When readers start your book, they want to get into the main character’s head. Even if your book isn’t from first person POV, it makes sense to stick to the point of view of your main character, and not dart around from character to character.
It doesn’t always have to be this way. Plenty of authors write in an omni-POV: the narrator knows everything, and he’s everywhere. Or they write from the POV of several characters, and the POV changes every chapter or every scene. Think “Game of Thrones”. The story is told from various character’s POV.
But when you’re in the moment, in that particular character’s POV, and you’re telling everything the way they see it – well, even then it’s easy to slip out of point of view.
Take this, for example. We’re in third person POV here, and the “his” in the below sentence refers to the main character, the speaker.
A blush crept up his cheeks.
You might think, at first, that there’s nothing wrong with this sentence. But think about this. How can the speaker know a blush crept up his own cheeks? He certainly can’t see it – unless he’s looking through a mirror. Does he feel it? Maybe. It’s still questionable, and almost goes out of POV.
The speaker, when you stick to a tight POV, is unaware of other’s feelings. He can guess them, based on how they look, or based on what they tell him, but he can’t know for sure. Be wary of making sudden jumps and telling us something the main character can’t know. Don’t relay another character’s thoughts to the reader when you’re not talking from that character’s POV.
Here’s an example.
Kate looked at her sister’s face, swollen and red from crying. She reached out and put a hand on Elsie’s shoulder, wishing she could make everything all right. Elsie looked up at Kate and smiled through her tears. She wanted to stop feeling so broken inside.
What is the POV error? It’s in the last sentence. We started out from Kate’s POV, which was okay. But then we suddenly switched to Elsie’s POV, when we said: She wanted to stop feeling so broken inside.
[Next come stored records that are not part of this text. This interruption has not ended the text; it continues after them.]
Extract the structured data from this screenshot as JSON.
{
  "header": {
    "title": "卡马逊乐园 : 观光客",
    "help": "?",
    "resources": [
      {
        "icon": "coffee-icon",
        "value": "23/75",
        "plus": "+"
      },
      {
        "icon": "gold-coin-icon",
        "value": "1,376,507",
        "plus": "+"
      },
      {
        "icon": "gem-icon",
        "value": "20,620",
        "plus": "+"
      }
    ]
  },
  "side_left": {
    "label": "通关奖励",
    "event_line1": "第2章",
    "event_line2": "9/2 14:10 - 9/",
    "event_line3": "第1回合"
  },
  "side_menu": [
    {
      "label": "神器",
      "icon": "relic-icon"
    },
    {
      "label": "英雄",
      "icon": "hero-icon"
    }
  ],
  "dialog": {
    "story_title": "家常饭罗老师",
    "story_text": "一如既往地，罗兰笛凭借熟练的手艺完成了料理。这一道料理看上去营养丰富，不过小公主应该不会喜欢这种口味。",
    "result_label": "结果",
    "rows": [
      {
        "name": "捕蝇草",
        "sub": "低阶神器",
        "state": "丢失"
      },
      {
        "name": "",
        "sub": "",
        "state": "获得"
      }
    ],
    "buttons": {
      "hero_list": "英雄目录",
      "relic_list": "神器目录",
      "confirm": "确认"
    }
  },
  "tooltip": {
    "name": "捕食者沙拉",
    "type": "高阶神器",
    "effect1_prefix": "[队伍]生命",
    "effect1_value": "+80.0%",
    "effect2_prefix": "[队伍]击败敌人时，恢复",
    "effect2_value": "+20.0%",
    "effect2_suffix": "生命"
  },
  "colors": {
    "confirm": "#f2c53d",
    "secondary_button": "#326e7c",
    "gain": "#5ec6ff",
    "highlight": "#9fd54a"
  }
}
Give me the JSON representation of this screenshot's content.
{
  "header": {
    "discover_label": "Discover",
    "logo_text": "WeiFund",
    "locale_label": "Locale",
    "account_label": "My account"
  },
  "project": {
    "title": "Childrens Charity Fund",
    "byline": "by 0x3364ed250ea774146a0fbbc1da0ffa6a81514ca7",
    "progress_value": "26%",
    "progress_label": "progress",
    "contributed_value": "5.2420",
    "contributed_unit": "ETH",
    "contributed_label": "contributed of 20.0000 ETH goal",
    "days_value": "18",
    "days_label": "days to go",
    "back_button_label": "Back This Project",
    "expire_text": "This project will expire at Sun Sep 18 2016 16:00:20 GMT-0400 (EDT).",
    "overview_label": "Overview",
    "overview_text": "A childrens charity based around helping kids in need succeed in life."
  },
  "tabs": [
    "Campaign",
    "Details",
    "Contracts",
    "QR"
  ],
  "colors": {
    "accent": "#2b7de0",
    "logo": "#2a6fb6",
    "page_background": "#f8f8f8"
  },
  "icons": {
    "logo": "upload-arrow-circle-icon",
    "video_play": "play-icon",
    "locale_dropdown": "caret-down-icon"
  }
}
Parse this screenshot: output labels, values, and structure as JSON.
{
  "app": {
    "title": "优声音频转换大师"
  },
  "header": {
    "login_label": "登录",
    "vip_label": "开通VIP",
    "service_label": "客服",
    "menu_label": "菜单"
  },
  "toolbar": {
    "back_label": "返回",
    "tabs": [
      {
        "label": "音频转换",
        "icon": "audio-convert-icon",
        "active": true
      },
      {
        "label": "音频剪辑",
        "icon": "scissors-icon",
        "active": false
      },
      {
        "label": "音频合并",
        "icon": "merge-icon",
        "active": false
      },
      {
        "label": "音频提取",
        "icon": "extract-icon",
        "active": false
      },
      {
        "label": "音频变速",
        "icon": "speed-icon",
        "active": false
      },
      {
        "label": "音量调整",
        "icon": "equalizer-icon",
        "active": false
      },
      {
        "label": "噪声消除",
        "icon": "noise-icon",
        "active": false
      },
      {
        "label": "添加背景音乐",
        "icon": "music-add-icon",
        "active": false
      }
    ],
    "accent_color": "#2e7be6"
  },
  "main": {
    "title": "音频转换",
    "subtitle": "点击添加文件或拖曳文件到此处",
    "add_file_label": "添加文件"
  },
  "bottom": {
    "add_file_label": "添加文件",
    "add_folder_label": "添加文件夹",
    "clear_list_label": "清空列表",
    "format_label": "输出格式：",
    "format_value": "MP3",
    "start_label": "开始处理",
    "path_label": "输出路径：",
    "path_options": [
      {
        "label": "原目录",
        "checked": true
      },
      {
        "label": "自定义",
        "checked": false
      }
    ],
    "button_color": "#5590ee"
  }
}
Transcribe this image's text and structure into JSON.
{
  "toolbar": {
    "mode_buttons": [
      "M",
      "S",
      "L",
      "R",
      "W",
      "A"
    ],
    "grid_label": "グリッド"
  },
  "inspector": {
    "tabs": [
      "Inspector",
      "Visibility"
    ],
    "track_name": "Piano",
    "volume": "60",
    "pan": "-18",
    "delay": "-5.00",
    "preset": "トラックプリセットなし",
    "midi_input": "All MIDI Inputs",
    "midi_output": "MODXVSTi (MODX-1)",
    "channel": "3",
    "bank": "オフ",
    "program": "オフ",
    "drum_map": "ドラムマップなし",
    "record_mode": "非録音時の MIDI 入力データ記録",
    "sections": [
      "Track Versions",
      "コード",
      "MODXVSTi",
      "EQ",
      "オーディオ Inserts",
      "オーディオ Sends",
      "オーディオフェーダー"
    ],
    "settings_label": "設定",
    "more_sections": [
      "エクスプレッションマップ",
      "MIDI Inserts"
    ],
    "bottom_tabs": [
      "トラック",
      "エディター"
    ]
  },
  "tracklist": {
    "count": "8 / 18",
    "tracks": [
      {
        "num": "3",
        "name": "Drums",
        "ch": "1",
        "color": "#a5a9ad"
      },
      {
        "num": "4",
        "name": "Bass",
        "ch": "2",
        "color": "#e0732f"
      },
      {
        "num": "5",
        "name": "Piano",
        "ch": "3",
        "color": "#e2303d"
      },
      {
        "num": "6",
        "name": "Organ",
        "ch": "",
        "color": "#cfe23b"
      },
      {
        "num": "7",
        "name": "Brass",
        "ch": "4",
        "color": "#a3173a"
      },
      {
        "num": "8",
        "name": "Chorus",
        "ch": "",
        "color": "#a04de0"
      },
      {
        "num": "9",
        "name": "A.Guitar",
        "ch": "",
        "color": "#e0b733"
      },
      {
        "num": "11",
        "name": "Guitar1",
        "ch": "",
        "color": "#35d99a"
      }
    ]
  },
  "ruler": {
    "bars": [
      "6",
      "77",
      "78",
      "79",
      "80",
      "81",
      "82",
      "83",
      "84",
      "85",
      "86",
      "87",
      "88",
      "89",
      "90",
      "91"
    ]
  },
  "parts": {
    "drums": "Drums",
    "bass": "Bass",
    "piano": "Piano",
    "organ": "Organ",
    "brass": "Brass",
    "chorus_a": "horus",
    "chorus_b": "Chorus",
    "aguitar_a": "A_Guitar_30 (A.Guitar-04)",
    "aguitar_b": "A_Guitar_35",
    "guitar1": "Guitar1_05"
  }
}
Kate, our POV character, can’t know this. It’s a POV error.
I hope you found this writing tip usual. Stay in POV, everyone!